A Quality Life: Paul’s Ewing Sarcoma and Palliative Care Story
On good days, you can find Paul in his house intently focused on one of his woodworking projects. It’s hard work, but it’s a labor of love.
“I’m not the type to sit still. I’m at my happiest when I’m working with my hands and creating something new,” says Paul.
The fact that Paul is able to get up and do woodwork is something even he couldn’t have imagined five years ago when he was diagnosed with Ewing sarcoma—a rare cancerous tumor that grows in the bones or in the tissue around the bones. A tumor in his spine caused immense back pain, made worse by symptoms from chemotherapy, radiation, and several spinal surgeries. He couldn’t do even the smallest of tasks.
That’s when he was referred to palliative care.
Prior to the cancer diagnosis in 2012, Paul had dealt with back problems from years of working in construction. But he knew that something was different when he ended up in the hospital from a type of pain he hadn’t experienced before. When an MRI revealed he had a tumor on his spine, Paul assumed the doctors would remove the tumor and he’d be okay.
“I didn’t know it’d be quite as extensive a process,” says Paul.
The first step involved immediately starting chemotherapy and radiation, which greatly reduced the size of the tumor. In fact, Paul was ultimately cured of cancer. But severe spinal damage caused by the tumor required several spinal surgeries. He also had nerve pain in his feet and thighs, a common side effect of chemotherapy. As a result, Paul could barely walk. The physical difficulties also caused Paul to face a hard reality: he would have to leave the construction job he loved.
“My work was my identity,” explains Paul. “Having to leave that behind was very upsetting. I was in pain and I was depressed. It was hard.”
Finding Palliative Care
Sensing that Paul could benefit from better pain management and support for his emotional well-being, Paul’s oncology team referred him to palliative care.

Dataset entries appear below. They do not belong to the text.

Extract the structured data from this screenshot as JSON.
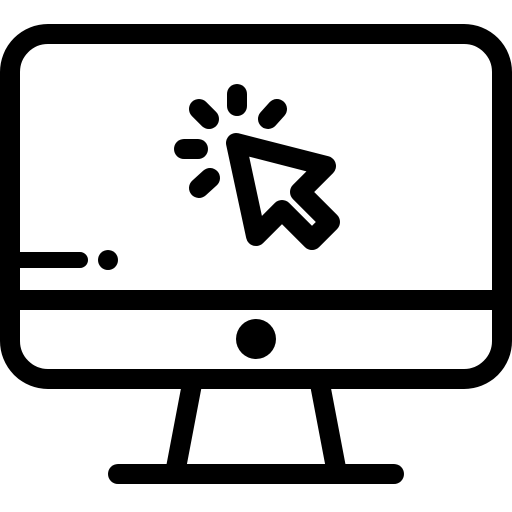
{
  "icon": {
    "name": "computer-click-icon",
    "parts": [
      "monitor-icon",
      "stand-icon",
      "power-button-icon",
      "cursor-pointer-icon",
      "click-burst-icon",
      "loading-bar-icon"
    ]
  },
  "colors": {
    "ink": "#000000",
    "background": "#ffffff"
  }
}
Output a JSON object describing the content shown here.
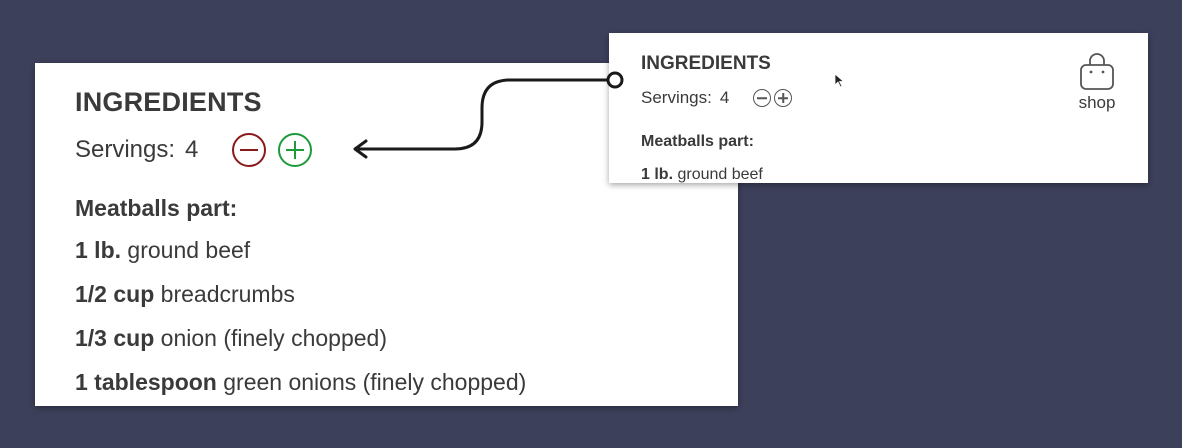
{
  "zoomed_card": {
    "title": "INGREDIENTS",
    "servings_label": "Servings:",
    "servings_count": "4",
    "section_heading": "Meatballs part:",
    "ingredients": [
      {
        "qty": "1 lb.",
        "item": "ground beef"
      },
      {
        "qty": "1/2 cup",
        "item": "breadcrumbs"
      },
      {
        "qty": "1/3 cup",
        "item": "onion (finely chopped)"
      },
      {
        "qty": "1 tablespoon",
        "item": "green onions (finely chopped)"
      }
    ]
  },
  "card": {
    "title": "INGREDIENTS",
    "servings_label": "Servings:",
    "servings_count": "4",
    "section_heading": "Meatballs part:",
    "first_ingredient": {
      "qty": "1 lb.",
      "item": "ground beef"
    },
    "shop_label": "shop"
  },
  "icons": {
    "decrease": "minus-circle-icon",
    "increase": "plus-circle-icon",
    "shop": "shopping-bag-icon",
    "cursor": "mouse-pointer-icon"
  },
  "colors": {
    "background": "#3d405b",
    "minus_accent": "#8b1a1a",
    "plus_accent": "#1f9a3a",
    "text": "#3a3a3a"
  }
}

Palliative care (pronounced pal-lee-uh-tiv) is specialized medical care for people living with a serious illness. This type of care is focused on providing relief from the symptoms and stress of serious illness. The goal is to improve quality of life for both the patient and the family. Palliative care is provided by a specially-trained team of doctors, nurses and other specialists who work together with a patient’s other doctors to provide an extra layer of support. It is appropriate at any age and at any stage in a serious illness, and it can be provided along with curative treatment.
In the initial meeting, Paul’s palliative care physician, Dr. Rab Razzak, talked to him about his goals. “I always ask my patients the same question: what brings you joy? Then it’s my job to help them take positive steps forward to regain that joy,” says Dr. Razzak.
Paul said that his ultimate goal was to become more independent and not have his life dictated by constant discomfort. He was willing to try anything to feel better.
Managing the Pain
In order to get Paul more active again, Dr. Razzak and his palliative care team reviewed Paul’s pain medications and made adjustments to find the right combination and doses to help Paul feel better with fewer side effects.
“It all comes down to communication,” says Dr. Razzak. “When we say that palliative care adds an extra layer of support, we are also talking about giving a patient more time to discuss the situation. We sit with them, talk to them constantly, and use those conversations to inform our next steps. It’s the only way to truly help the patient improve.”
The pain management process continues today, but in over two years with the palliative care team, Paul has seen results.
“I am finally able to live my life again. I can go out to dinner with my wife, take my dogs for a walk, and work on small projects. There are of course good days and bad days, but I can finally say that I found happiness again thanks to palliative care,” says Paul.
Paul also connects with other specialists on the palliative care team, including a social worker for emotional support and a pharmacist when he has questions about medication. The team also referred him to an acupuncturist. The result is that Paul is more active and focused on tangible goals.
Paul is ready to start a new woodworking project – making a customized pen from scratch. Just like the time it took to address his pain, he knows it will take time and effort to get the pen right.
“I’m doing well. I’m a success story,” says Paul.
To find out how you or a loved one can benefit from palliative care, visit GetPalliativeCare.Org